To improve “discoverability” online retailers must ensure they are not working in silos but engaging all teams, while those working with big data must not fear failure, but instead learn from it.
Speaking at the Etail Europe conference in London today, Jamie Peach, head of search engine optimisation (SEO) at House of Fraser, said it was essential for SEO to be a focus across the business, drawing in resources from multiple teams.
“It’s not about capturing faceless clicks, it’s about the customers, if you can get them to the site you want the content to be relevant and you need to be able to service their needs. In the mobile and app world and people are trying get to places quicker you need to make sure that experience works.
“We need to work with content editors, buyers, merchandisers and tap into all resources at our disposal to deliver discoverability for our customers, but it’s difficult and we still struggle with the scale to meet customer demand. SEO doesn’t work in a silo especially for multichannel retail.”
He added: “I don’t think we are anywhere near discoverability being solved” and the “personalisation aspect is really key, and being able to curate search results.”
When dealing with vast product ranges he said it was important to break this down and prioritise certain products to ensure they are properly highlighted.
“We need to recognise that when addressing product pages there are hundreds of thousands [of products] to deal with so you need to target the hero products to make sure seasonally you are on top of it.”
He also believed that going forwards SEO for larger retailers dealing with vast SKUs would need to be automated.
“The future is more in automation. If you can automate in a safe way you are doing a good thing. If you are in retail with a big scale, there’s no other way to do it.”
Meanwhile Ed Childs, head of customer data and media effectiveness at Asda, warned retailers need to keep the data they are collecting simple and usable, while constantly testing and not fearing failure, but learning from it.

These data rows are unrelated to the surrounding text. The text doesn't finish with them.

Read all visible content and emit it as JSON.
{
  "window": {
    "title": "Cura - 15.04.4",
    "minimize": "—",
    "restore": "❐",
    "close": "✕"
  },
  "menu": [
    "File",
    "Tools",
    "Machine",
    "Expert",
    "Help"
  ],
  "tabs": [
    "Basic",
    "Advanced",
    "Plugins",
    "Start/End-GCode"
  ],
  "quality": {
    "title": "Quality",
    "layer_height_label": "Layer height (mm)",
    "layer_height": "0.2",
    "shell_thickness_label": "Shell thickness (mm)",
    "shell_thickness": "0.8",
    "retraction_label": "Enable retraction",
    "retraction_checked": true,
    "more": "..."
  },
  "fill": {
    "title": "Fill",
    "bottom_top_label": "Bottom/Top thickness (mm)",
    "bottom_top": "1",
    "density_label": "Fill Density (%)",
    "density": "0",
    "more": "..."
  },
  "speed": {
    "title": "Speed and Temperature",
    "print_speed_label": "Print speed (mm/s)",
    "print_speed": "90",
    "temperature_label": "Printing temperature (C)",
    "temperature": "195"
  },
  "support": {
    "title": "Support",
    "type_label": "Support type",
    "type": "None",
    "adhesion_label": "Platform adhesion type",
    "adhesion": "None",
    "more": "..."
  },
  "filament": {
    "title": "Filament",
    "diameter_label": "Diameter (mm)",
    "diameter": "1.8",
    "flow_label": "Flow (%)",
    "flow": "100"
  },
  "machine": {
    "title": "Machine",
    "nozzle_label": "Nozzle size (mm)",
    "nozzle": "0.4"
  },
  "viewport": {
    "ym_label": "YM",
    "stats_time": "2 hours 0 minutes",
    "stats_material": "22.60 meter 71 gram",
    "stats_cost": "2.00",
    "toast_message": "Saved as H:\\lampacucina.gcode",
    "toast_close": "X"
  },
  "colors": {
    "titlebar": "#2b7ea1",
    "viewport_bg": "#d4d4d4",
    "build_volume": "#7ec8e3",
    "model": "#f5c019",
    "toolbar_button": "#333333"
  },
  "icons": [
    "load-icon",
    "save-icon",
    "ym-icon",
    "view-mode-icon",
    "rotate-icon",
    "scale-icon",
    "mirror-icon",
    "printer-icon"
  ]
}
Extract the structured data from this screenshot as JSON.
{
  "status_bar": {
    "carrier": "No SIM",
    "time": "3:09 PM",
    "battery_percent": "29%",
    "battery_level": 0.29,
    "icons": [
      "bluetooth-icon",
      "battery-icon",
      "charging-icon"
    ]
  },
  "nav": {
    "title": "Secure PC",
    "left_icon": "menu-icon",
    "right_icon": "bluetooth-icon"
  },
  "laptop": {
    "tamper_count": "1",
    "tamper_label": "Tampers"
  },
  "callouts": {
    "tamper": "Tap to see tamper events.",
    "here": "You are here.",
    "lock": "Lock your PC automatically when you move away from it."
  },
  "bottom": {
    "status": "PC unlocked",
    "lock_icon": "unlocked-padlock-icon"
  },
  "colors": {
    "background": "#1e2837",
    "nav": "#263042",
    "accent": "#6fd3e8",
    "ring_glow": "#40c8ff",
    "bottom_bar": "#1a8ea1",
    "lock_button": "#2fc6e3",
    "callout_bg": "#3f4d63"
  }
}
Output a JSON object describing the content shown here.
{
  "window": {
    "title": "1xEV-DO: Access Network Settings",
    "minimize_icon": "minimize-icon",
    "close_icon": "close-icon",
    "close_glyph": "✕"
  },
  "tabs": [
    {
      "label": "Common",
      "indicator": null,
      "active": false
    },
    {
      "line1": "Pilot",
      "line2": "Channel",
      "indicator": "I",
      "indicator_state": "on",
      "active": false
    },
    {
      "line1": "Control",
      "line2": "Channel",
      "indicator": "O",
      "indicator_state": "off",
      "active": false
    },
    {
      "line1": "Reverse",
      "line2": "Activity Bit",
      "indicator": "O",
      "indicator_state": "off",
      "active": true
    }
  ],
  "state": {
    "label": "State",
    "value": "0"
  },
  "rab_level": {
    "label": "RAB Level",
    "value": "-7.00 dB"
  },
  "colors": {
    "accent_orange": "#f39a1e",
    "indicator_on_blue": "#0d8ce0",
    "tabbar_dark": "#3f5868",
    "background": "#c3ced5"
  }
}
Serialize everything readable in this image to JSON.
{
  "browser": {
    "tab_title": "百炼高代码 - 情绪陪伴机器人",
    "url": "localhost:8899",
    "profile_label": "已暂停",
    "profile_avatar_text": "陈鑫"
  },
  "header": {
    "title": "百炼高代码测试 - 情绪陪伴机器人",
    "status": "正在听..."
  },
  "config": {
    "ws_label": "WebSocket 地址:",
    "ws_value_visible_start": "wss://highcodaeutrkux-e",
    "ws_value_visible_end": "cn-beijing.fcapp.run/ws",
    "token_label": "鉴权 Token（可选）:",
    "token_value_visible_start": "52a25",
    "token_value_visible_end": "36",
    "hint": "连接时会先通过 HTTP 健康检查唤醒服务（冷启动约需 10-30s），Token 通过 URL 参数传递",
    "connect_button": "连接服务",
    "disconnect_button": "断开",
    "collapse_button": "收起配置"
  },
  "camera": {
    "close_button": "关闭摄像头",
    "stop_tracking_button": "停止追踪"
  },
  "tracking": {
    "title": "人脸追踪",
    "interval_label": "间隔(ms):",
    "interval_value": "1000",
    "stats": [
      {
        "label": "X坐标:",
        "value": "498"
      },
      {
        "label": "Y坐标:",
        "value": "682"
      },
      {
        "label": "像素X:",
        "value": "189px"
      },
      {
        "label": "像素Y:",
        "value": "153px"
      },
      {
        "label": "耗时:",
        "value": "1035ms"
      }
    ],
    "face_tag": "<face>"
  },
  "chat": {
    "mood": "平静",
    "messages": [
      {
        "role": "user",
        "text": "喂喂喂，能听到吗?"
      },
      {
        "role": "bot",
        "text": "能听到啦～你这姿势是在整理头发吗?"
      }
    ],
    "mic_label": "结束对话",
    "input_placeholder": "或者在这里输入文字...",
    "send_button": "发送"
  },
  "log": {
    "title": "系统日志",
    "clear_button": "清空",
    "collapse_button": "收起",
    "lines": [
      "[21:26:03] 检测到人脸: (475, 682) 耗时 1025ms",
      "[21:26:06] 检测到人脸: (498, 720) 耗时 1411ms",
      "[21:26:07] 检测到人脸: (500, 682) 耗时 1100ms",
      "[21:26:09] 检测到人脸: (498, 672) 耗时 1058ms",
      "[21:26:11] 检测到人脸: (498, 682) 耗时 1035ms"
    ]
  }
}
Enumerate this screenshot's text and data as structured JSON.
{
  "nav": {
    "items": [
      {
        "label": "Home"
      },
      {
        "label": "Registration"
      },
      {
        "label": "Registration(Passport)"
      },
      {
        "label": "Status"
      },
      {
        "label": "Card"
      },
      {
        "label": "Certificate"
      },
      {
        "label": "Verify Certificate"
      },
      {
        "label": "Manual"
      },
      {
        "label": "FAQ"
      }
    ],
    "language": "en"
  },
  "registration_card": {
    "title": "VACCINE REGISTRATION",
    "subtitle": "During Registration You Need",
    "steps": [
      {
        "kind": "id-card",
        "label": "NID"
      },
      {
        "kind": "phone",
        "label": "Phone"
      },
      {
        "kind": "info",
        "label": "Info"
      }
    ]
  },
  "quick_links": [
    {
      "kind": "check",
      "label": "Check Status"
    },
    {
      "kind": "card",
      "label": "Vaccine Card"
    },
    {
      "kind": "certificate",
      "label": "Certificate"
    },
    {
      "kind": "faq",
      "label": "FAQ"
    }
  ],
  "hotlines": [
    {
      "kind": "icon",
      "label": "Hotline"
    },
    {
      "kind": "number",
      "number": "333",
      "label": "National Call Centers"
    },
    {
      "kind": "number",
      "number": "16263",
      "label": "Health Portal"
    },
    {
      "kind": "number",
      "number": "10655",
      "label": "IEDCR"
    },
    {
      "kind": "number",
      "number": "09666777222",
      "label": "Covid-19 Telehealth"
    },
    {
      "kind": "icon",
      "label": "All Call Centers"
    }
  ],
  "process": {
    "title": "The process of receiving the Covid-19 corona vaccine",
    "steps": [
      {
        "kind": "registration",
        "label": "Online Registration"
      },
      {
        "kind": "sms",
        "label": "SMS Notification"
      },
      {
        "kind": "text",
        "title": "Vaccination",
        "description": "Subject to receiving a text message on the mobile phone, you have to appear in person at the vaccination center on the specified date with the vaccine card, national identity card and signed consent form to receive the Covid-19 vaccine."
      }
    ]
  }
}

“Retail needs to be simple and convenient for the shopper and we need to have a similar approach for data and analytics. But simple isn’t easy, simple is complex. We need to take a step back and make simple ins and bring customers with us.
“It’s absolutely key to have life cycles so you can implement it quickly, learn from it and build on it, but you should also be prepared to fail. Failing isn’t bad, you just need to learn from it. My four key steps for success are keep it simple, test before you integrate, be pragmatic and always remember the customer.”